Though Azana has all the excitement and danger of the real world, it's actually a virtual reality universe. Players are able to access the world through virtual reality headsets, and once they are immersed in Azana, they can assume an identity far from who they are in reality. For Leila, this means becoming Shadowfax, an avatar in control of her destiny in a way that Leila is not. Unfortunately for those who'd like to experience it for themselves, Azana was just created for the show. So you can't play it, unfortunately.
"Azana is all breathtaking landscapes for sexy avatars to soar over, vertical metropolises, and, of course, violence," The Guardian writes of the virtual world created by the show. Azana provides a welcome escape for Leila, who is living a lonely existence with few friends and a recently deceased mother.
Even though Azana is a virtual universe, it often feels very real — but only if you manage to get your hands on an Azana Band. Created by a mysterious man named Adrian, and totally illegal, these sensory bands allow players to actually feel pain and pleasure corresponding with the actions their avatars undertake in the game. Though this innovation might seem as though it defeats the purpose of Azana — after all, why would you want to feel the pain of your avatar? — many teens playing the game actually seek this band out, including Leila. For these players looking for an escape, the sensory band allows Azana to feel more like the real world, and makes reality recede farther into the background.
Though Azana is often a pleasant escape for Leila, that doesn't mean that the world is without it's dangers, or it's secrets. As Leila becomes more engrossed in Azana, and becomes acquainted with the mysterious Tess (Simona Brown), she discovers what The Guardian describes as "a hidden subculture" called The Red Pill, a group created by Adrian and full of carefully selected players. Tess is a member, and tries to recruit Leila to join the group. But what being a part of The Red Pill really entails remains, like Tess, a bit mysterious.
The visuals of Azana are beautiful and unique, and the show's writer and executive producer Bryan Elsley and the special effects and animation teams on the show worked hard to create, according to an interview Elsley conducted with Channel 4. He said:
"I was very involved [in creating Azana]. Of course there was a bit of a vertical learning curve to go on until I was able to understand what the hell they were doing.

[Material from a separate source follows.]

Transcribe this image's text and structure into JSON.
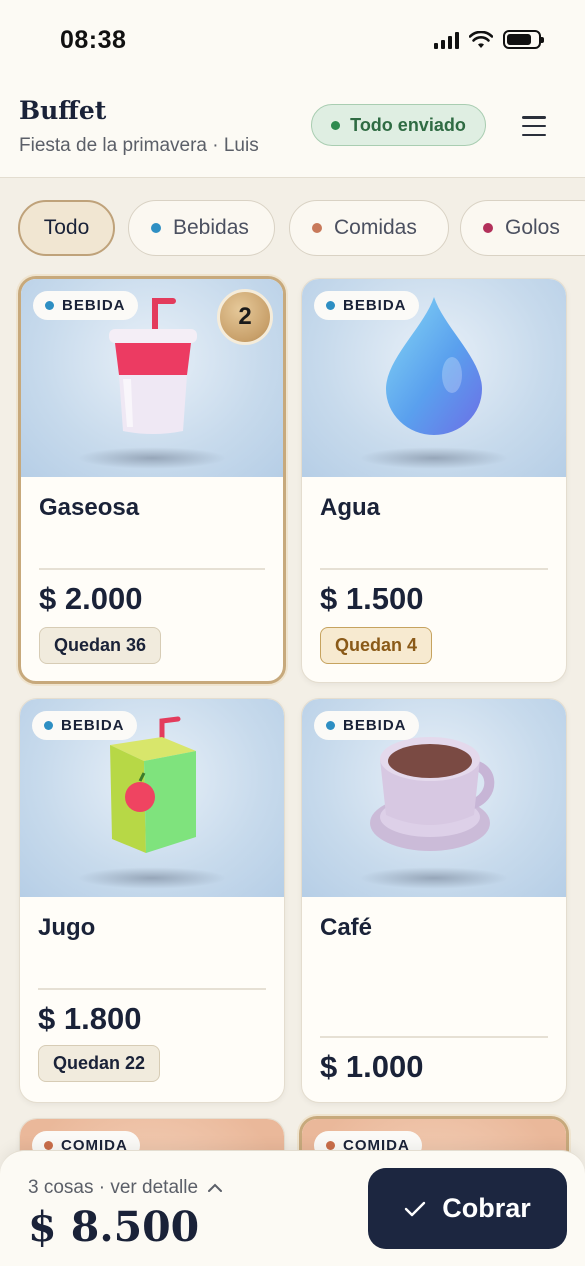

That was actually a very enjoyable journey to go on, and I was able to find a way of working with the animation studio, so that the vision is a shared vision... In a way, the process was a coming together of minds, and we’re all pretty happy with the results."
Disregarding the real world for a virtual one, even one as beautiful and engaging as Azana, always has consequences. The protagonists of Kiss Me First are no exception. Will Leila be able to retain her grip on reality? Or will she slowly sink deeper into the world of Azana, leaving her true life behind? Sci-fi fans will just have to wait for the show's Netflix premiere on Friday to find out.